TUTORIAL EXERCISE WEEK 24
INTERNATIONAL COST OF CAPITAL AND CAPITAL STRUCTURE
By investing in the form of debt rather than equity, companies may be able to reduce their taxes (because principal repayments are treated as a return of capital and are not taxed) and to avoid currency controls (because governments are more reluctant to block loan repayments, than dividend payments).
Use the interest rate parity:
One year forward rate: £1*1.13 = $2*1.10
⇨ £1 = $1.9469, which is 2.65% down from exchange rate today. ⇨ Breakeven, with company indifferent between borrowing in UK at 13% or in US at 10%, if £ depreciate by 2.65% per annum.
Exchange rate in 5 years:
£1* (1.13)5 = $2*(1.10)5 = £1.8424 = $3.2210
£1 = $1.7482
$1 = £0.5720
3. This is a discussion question, with no clear solution. Factors which may contribute to national variations in capital structure include but are by no means restricted to: • differences in accounting practices (which may exaggerate perceived differences in capital structure); • differences in tax legislation (which may affect the attractiveness of debt, e.g., through the impact of tax-deductible interest payments); • differences in bankruptcy laws (affect the cost of financial distress associated with excess gearing); • development of capital markets (is equity finance readily available - e.g., liquid stock market?); • levels of profitability (pecking-order - companies prefer to finance investments with retained earnings. Highly profitable firm may rely on retained earnings rather than debt (or new equity) finance).
Whether national differnces in financing patterns affect cost of capital is a controversial issue. Rajan and Zingales argue that “It is doubtless more important for a company to worry about making the right investment that about exactly how to finance it.”
INTERNATIONAL CAPITAL BUDGETING

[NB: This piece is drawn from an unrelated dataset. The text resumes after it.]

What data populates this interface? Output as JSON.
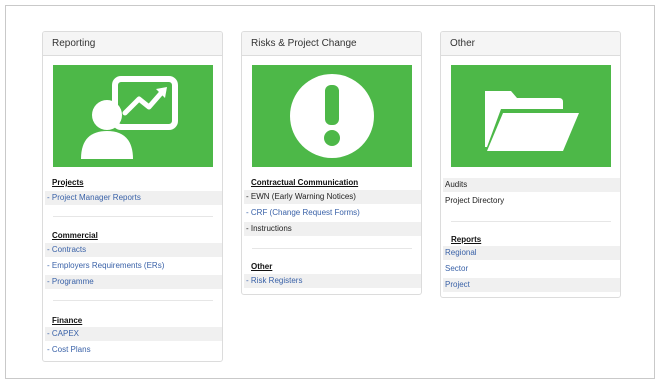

The key aspect is the risk of the project. Does it fit with what the company is doing...
Please join StudyMode to read the full document